"Finally, we got up in the tree and felt ready," he said. "But then we saw another branch that needed to be cut and did that, letting it drop to the ground, making a big crash. I looked at the cameraman and joked, 'We're going to kill a monster tonight.'"
They didn't have to wait long. Only about five minutes had passed when a 140-inch 8-pointer with good tine length and mass walked right into their new shooting lanes.
"The first time I saw it, I passed. But I was soon second-guessing my decision," Mike said.
"I called it back in, only to let it go. I couldn't make up my mind. I actually called that buck back in four times.
"But I told myself that I had a month to hunt," he added. "We got plenty of good footage of that deer and had opportunities to shoot, but I let it walk."
Mike had just settled back down when he spotted another deer coming across a CRP field toward them. It was the same path they'd taken to the stand, and they'd laid down a scent trail.
"The buck had its nose to the ground, almost galloping," Mike said. "I never even picked up my binoculars. It was so big, I didn't need to. There wasn't time for it anyway.
"In moments, the deer was standing in our mock scrape about 10 yards away," he continued. "I didn't have time to think about it. I just drew my bow and made the shot.
"We thought we heard it crash.

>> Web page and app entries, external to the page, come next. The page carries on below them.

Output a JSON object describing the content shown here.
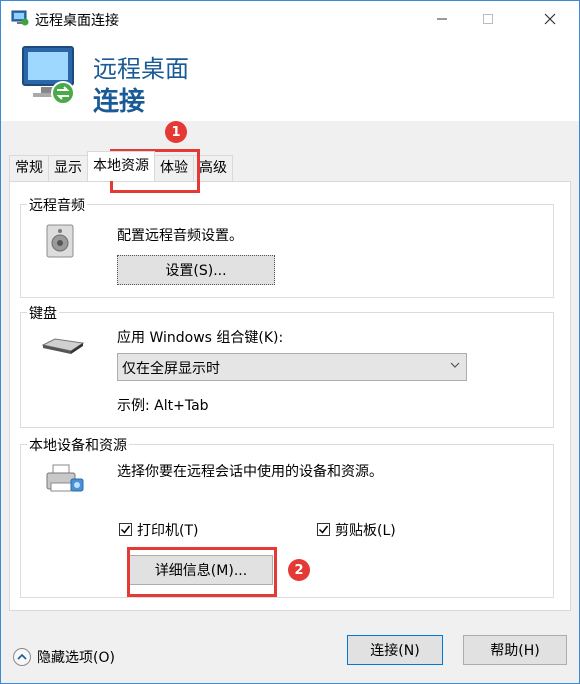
{
  "window": {
    "title": "远程桌面连接",
    "controls": {
      "minimize": "minimize",
      "maximize": "maximize",
      "close": "close"
    }
  },
  "header": {
    "line1": "远程桌面",
    "line2": "连接"
  },
  "tabs": [
    {
      "label": "常规",
      "active": false
    },
    {
      "label": "显示",
      "active": false
    },
    {
      "label": "本地资源",
      "active": true
    },
    {
      "label": "体验",
      "active": false
    },
    {
      "label": "高级",
      "active": false
    }
  ],
  "remote_audio": {
    "group_label": "远程音频",
    "description": "配置远程音频设置。",
    "settings_button": "设置(S)...",
    "icon": "speaker-icon"
  },
  "keyboard": {
    "group_label": "键盘",
    "description": "应用 Windows 组合键(K):",
    "selected_option": "仅在全屏显示时",
    "example": "示例: Alt+Tab",
    "icon": "keyboard-icon"
  },
  "local_devices": {
    "group_label": "本地设备和资源",
    "description": "选择你要在远程会话中使用的设备和资源。",
    "printer_label": "打印机(T)",
    "printer_checked": true,
    "clipboard_label": "剪贴板(L)",
    "clipboard_checked": true,
    "details_button": "详细信息(M)...",
    "icon": "printer-icon"
  },
  "annotations": {
    "badge1": "1",
    "badge2": "2",
    "color": "#e53935"
  },
  "footer": {
    "hide_options": "隐藏选项(O)",
    "connect_button": "连接(N)",
    "help_button": "帮助(H)"
  },
  "colors": {
    "accent": "#1a5a96",
    "focus": "#0078d7"
  }
}
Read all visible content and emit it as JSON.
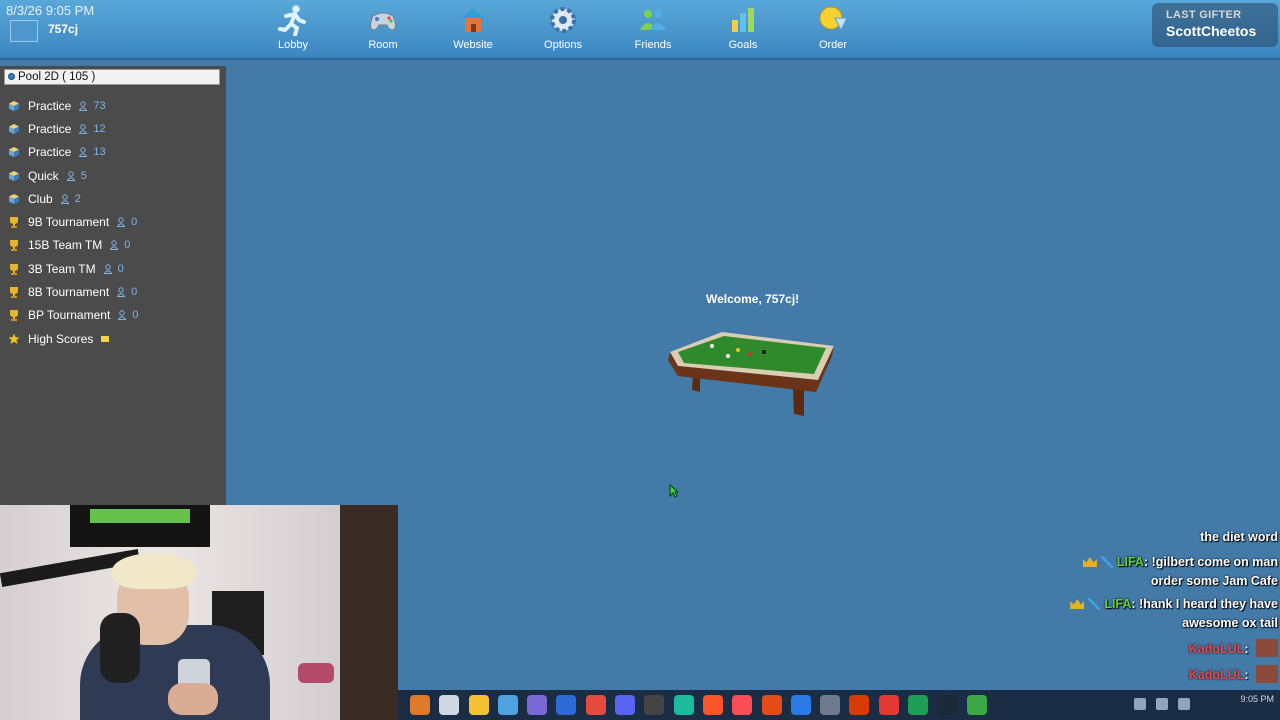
{
  "header": {
    "timestamp": "8/3/26 9:05 PM",
    "username": "757cj",
    "nav": [
      {
        "label": "Lobby",
        "icon": "running-man-icon"
      },
      {
        "label": "Room",
        "icon": "gamepad-icon"
      },
      {
        "label": "Website",
        "icon": "house-icon"
      },
      {
        "label": "Options",
        "icon": "gear-icon"
      },
      {
        "label": "Friends",
        "icon": "people-icon"
      },
      {
        "label": "Goals",
        "icon": "bar-chart-icon"
      },
      {
        "label": "Order",
        "icon": "coin-icon"
      }
    ],
    "gifter": {
      "label": "LAST GIFTER",
      "name": "ScottCheetos"
    }
  },
  "sidebar": {
    "header": "Pool 2D  ( 105 )",
    "rooms": [
      {
        "name": "Practice",
        "count": "73",
        "icon": "cube-icon"
      },
      {
        "name": "Practice",
        "count": "12",
        "icon": "cube-icon"
      },
      {
        "name": "Practice",
        "count": "13",
        "icon": "cube-icon"
      },
      {
        "name": "Quick",
        "count": "5",
        "icon": "cube-icon"
      },
      {
        "name": "Club",
        "count": "2",
        "icon": "cube-icon"
      },
      {
        "name": "9B Tournament",
        "count": "0",
        "icon": "trophy-icon"
      },
      {
        "name": "15B Team TM",
        "count": "0",
        "icon": "trophy-icon"
      },
      {
        "name": "3B Team TM",
        "count": "0",
        "icon": "trophy-icon"
      },
      {
        "name": "8B Tournament",
        "count": "0",
        "icon": "trophy-icon"
      },
      {
        "name": "BP Tournament",
        "count": "0",
        "icon": "trophy-icon"
      }
    ],
    "high_scores": "High Scores"
  },
  "stage": {
    "welcome": "Welcome, 757cj!",
    "table_colors": {
      "felt": "#2f8a2c",
      "wood": "#6b3418",
      "rail": "#d9cdb4"
    }
  },
  "chat": {
    "lines": [
      {
        "text": "the diet word"
      },
      {
        "author": "LIFA",
        "text": "!gilbert come on man order some Jam Cafe"
      },
      {
        "author": "LIFA",
        "text": "!hank I heard they have awesome ox tail"
      },
      {
        "author": "KadoLUL",
        "text": ""
      },
      {
        "author": "KadoLUL",
        "text": ""
      },
      {
        "author": "KadoLUL",
        "text": ""
      }
    ]
  },
  "taskbar": {
    "time": "9:05 PM",
    "icon_colors": [
      "#e07a2b",
      "#cfd8e3",
      "#f2c230",
      "#4fa3e0",
      "#7b68d6",
      "#2d6ad6",
      "#e54b3c",
      "#5865f2",
      "#444444",
      "#1abc9c",
      "#fb542b",
      "#f94c57",
      "#e64a19",
      "#2a7be4",
      "#6d7b8d",
      "#d83b01",
      "#e53935",
      "#1e9e57",
      "#1b2838",
      "#39a845"
    ]
  }
}
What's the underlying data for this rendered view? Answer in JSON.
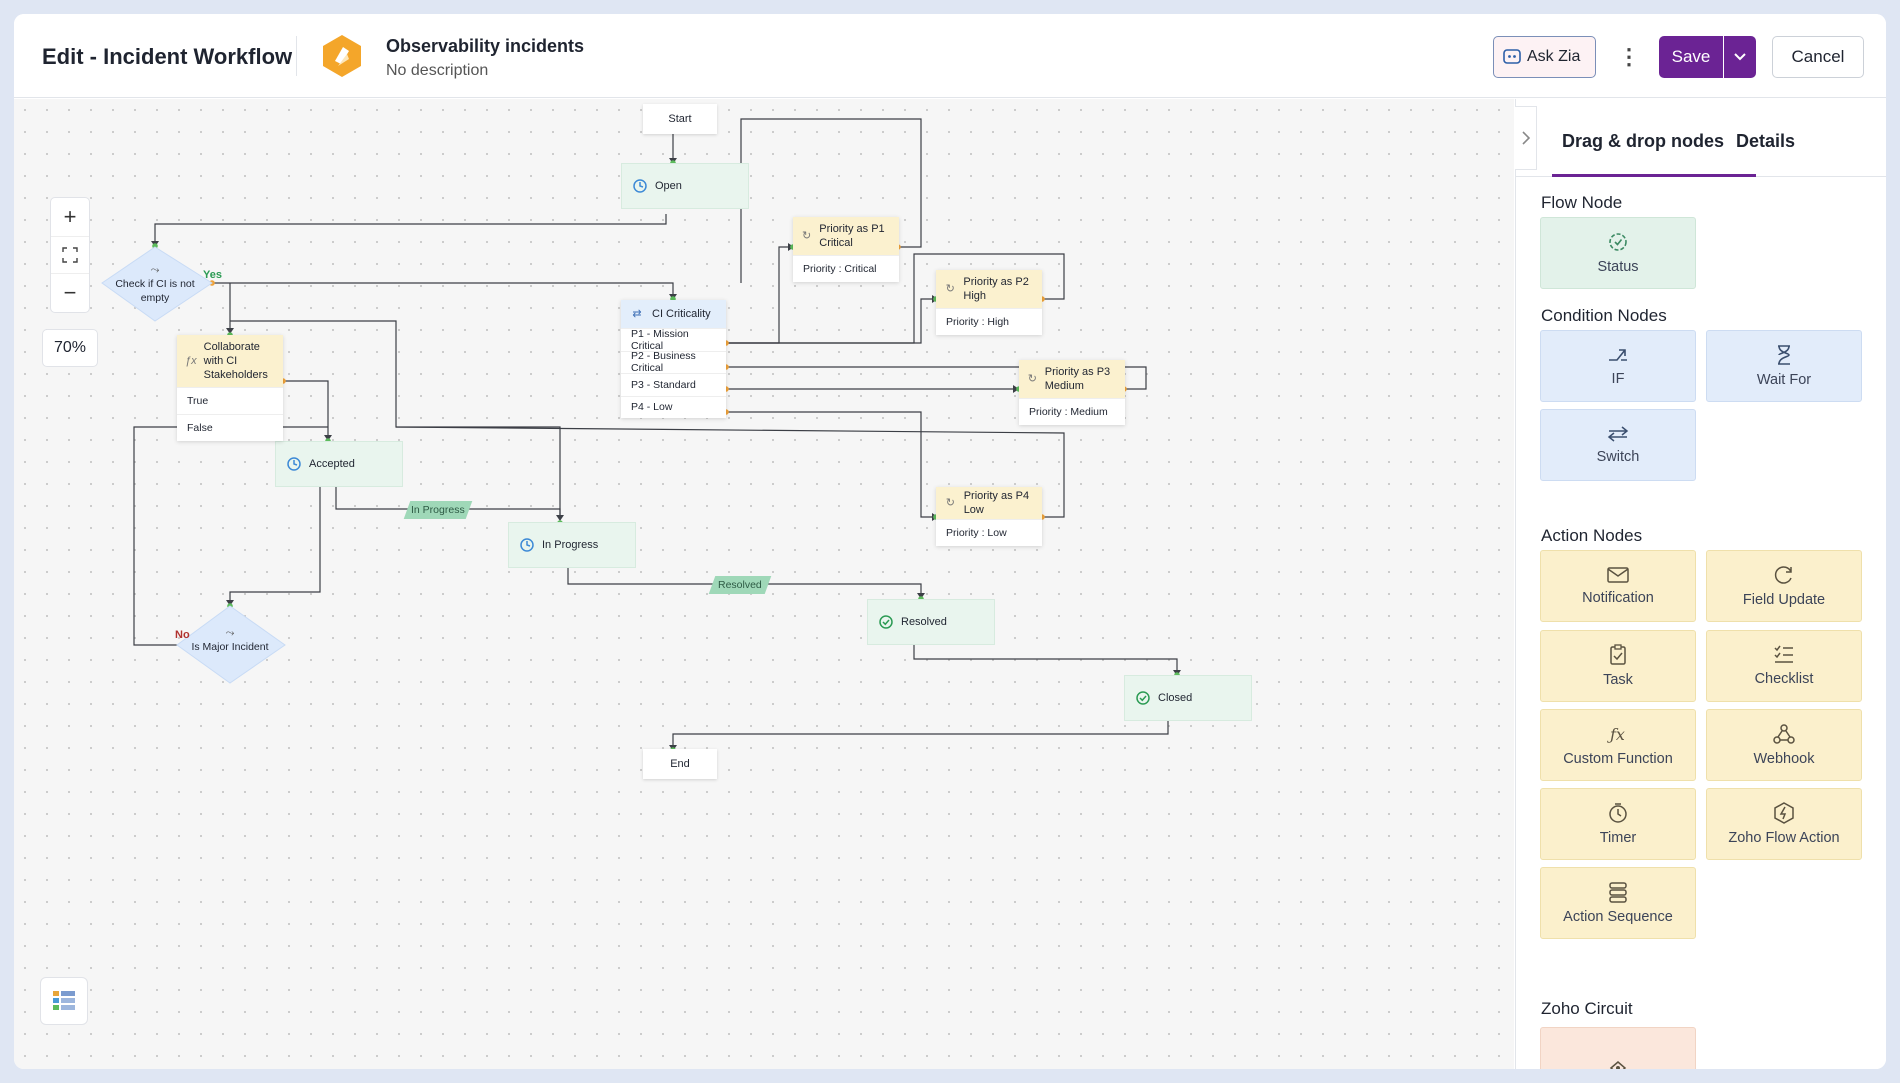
{
  "header": {
    "page_title": "Edit - Incident Workflow",
    "workflow_name": "Observability incidents",
    "workflow_description": "No description",
    "ask_zia_label": "Ask Zia",
    "save_label": "Save",
    "cancel_label": "Cancel"
  },
  "canvas": {
    "zoom_level": "70%",
    "nodes": {
      "start": "Start",
      "end": "End",
      "open": "Open",
      "accepted": "Accepted",
      "in_progress": "In Progress",
      "resolved": "Resolved",
      "closed": "Closed",
      "check_ci": "Check if CI is not empty",
      "is_major": "Is Major Incident",
      "collaborate": {
        "title": "Collaborate with CI Stakeholders",
        "rows": [
          "True",
          "False"
        ]
      },
      "ci_criticality": {
        "title": "CI Criticality",
        "rows": [
          "P1 - Mission Critical",
          "P2 - Business Critical",
          "P3 - Standard",
          "P4 - Low"
        ]
      },
      "p1": {
        "title": "Priority as P1 Critical",
        "value": "Priority : Critical"
      },
      "p2": {
        "title": "Priority as P2 High",
        "value": "Priority : High"
      },
      "p3": {
        "title": "Priority as P3 Medium",
        "value": "Priority : Medium"
      },
      "p4": {
        "title": "Priority as P4 Low",
        "value": "Priority : Low"
      }
    },
    "transitions": {
      "in_progress": "In Progress",
      "resolved": "Resolved"
    },
    "branch_labels": {
      "yes": "Yes",
      "no": "No"
    }
  },
  "panel": {
    "tabs": [
      "Drag & drop nodes",
      "Details"
    ],
    "active_tab": "Drag & drop nodes",
    "sections": {
      "flow": {
        "title": "Flow Node",
        "items": [
          "Status"
        ]
      },
      "condition": {
        "title": "Condition Nodes",
        "items": [
          "IF",
          "Wait For",
          "Switch"
        ]
      },
      "action": {
        "title": "Action Nodes",
        "items": [
          "Notification",
          "Field Update",
          "Task",
          "Checklist",
          "Custom Function",
          "Webhook",
          "Timer",
          "Zoho Flow Action",
          "Action Sequence"
        ]
      },
      "circuit": {
        "title": "Zoho Circuit"
      }
    }
  },
  "colors": {
    "accent": "#6b2394",
    "status_node": "#e9f5ee",
    "action_node": "#fbf1cf",
    "condition_node": "#e3eefb",
    "transition": "#9fd8b8"
  }
}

And the shot felt good," Mike said.
"But when we calmed down, we decided it was best to give the buck more time. So we went back and ate dinner."
They found the deer a mere 40 yards from where they'd last seen it. The rack was tremendous, and so was the deer's body.
"The buck's neck was 36 1/2 inches around, and it field-dressed over 300 pounds," Mike said.
"When we checked it in, we could barely get its head off the ground at the scales. That deer had the biggest body of any I've taken."
The next day, Mike was back in the Land of the Giant Pile of Work, but smiling.
Hunter: Mike Stroff IV
Official Score: 192"
Composite Score: 208"
-- Reprinted from the August 2009 issue of Buckmasters RACK Magazine.